To start things off, we begin by prepping our workstation – yes, our workstation, this isn’t a ‘quick’ or ‘easy’ meal, we’re treating ourselves today. For the workstation, you’ll need three different bowls, preferably shallow, and fill one with flour, one with an egg-wash, and another with bread-crumbs.
Now, you’re going to need about two and half pounds of skirt steak cut into strips. You’ll want to keep the strips roughly bite-sized. Then dredge each piece of steak in the flour, then in the egg-wash, and then in the breadcrumbs as pictured below.
Once that’s done, heat up a large cast-iron frying pan with about a half an inch of canola oil, and begin frying up the coated strips. Be very careful not to overcrowd the pan. You want each strip of steak to have at least a half an inch of free space around it.
The cook time here is about three minutes per side as described below.
Now, for the salad. You’ll probably be surprised to learn that one of my favorite ways to eat salad is to simply quarter a head of iceberg lettuce, arrange those on a platter with tomatoes, onions, and olives, and then top that with a dressing. It’s simple, summery, relaxed, and has a certain charm to it – and that’s exactly what I did here to today.
The dressing, however, is the star of this particular salad, the recipe for which is listed below.
On a side, I had taken the time to roast up and crumble some bacon bits. However, I got so sidetracked watching my new puppy’s reaction to her ‘First Ever Bacon,’ that I simply forgot to sprinkle it over the salad for the pictures…so imagine there’s bacon on the salad.
Finally, while the fried steak strips would pair great with a dash of hot sauce, I’m intent on turning the dial just a few more notches. After all, we’ve already come this far, so why not?
That brings us to the final item of the day – Sweet Onion Chutney.
Simply heat a large cast iron frying pan, dry, and add in the onions and let them roast.
Then add in the chopped garlic, raisins, the seasonings listed below, and then toss that together until the seasonings are well distributed. Then drizzle with olive oil, balsamic vinegar, add in the chopped basil and parsley, and toss again. You can serve this warm or cold according to your preference.
10 minPrep Time
15 minCook Time
25 minTotal Time
- 2 ½ lbs. skirt steak – cut into strips
- 1 ½ cups flour
- 2 ½ cups bread crumbs
- 4 eggs beaten with a splash of water
- Canola oil for frying

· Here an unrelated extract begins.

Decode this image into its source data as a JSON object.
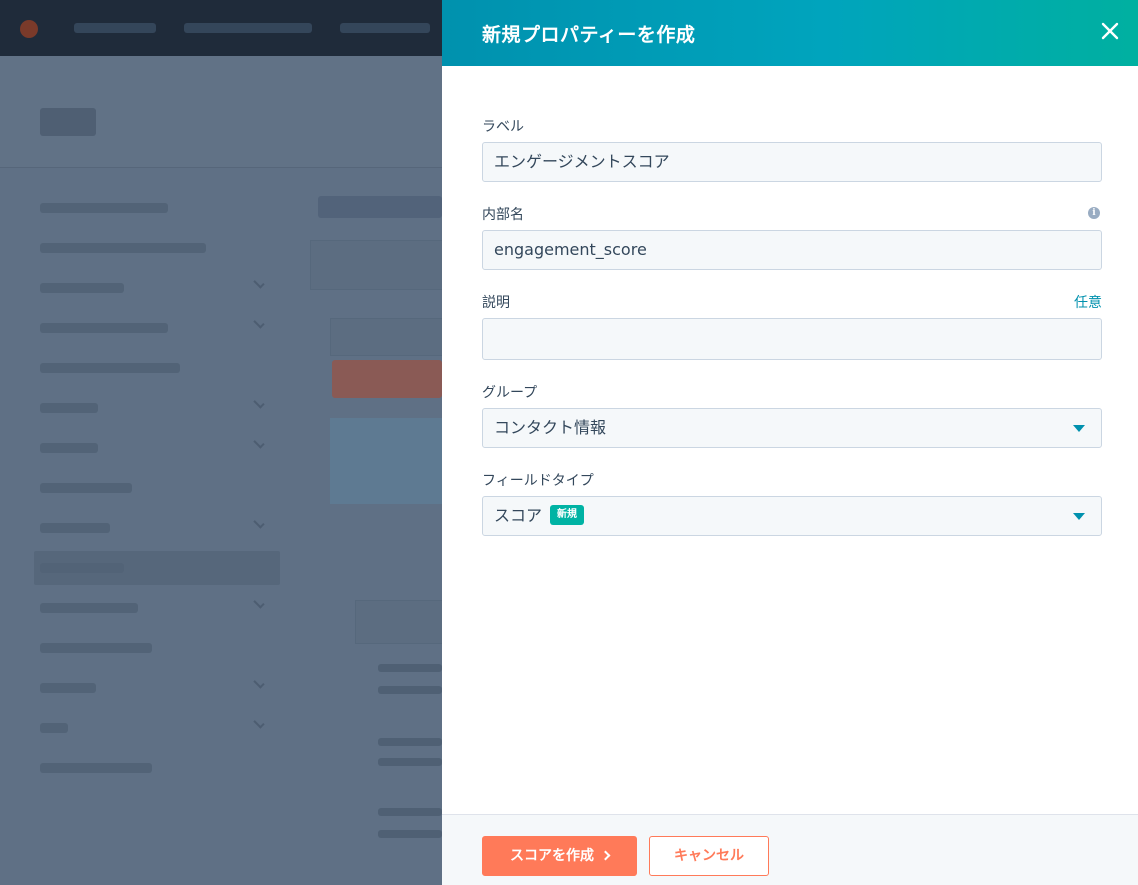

- 2 large sweet onions (Vidalia) - sliced
- 5 – 6 cloves of garlic – chopped
- 10 – 12 fresh basil leaves – chopped
- ½ cup of raisins – chopped
- Healthy handful of fresh Italian parsley – stems removed and chopped
- ½ tsp. salt
- ½ tsp. fresh ground black pepper
- ¼ tsp. red pepper flakes
- 1 tbs. balsamic vinegar
- 2 tsp. sugar
- 2 – 3 tbs. olive oil
- 2 tbs. white vinegar
- 1 tsp. salt
- 1 tsp. fresh ground black pepper
- ¾ cup olive oil
- 1 – 2 cloves of garlic – roasted
- 3 tbs. sour cream
- 3 tbs. Parmesan cheese
- Juice of 1 lemon
- 12 – 14 fresh basil leaves
- ½ tsp. dried oregano
- 4 – 5 tbs. honey
- Set a station with 3 bowls; one for the flour, one for the egg-wash and one with the bread crumbs.
- Dredge each piece of steak first in the flour, then in the egg wash and finally in the breadcrumbs.
- Heat a large cast-iron frying pan with about ½ inch of canola oil and place the prepared steak pieces carefully in the hot oil. Do Not Overcrowd the Pan!
- When one side becomes a beautiful golden color turn over and let the other side become a beautiful golden color as well.
- The cook time is about 2 – 3 minutes per side.
- Remove the cooked pieces from the pan and place on a platter prepared with paper towels.
- Heat a large cast iron frying pan and add the sliced onions. Let the onions become a beautiful golden color.
- Add the chopped garlic and raisins and toss. Add the seasonings and the sugar and toss.
- Add the olive oil, balsamic vinegar and the chopped basil and parsley and toss.
- Remove from the heat and serve warm or cold.
- Combine all of the ingredients for the dressing in a food processor and process to desired consistency. Taste for your preference of seasonings.
Now serve this all on some cataclysmic dishware, and you’ve got a laid-back summer feast that equal parts elegance, parody, and deliciousness.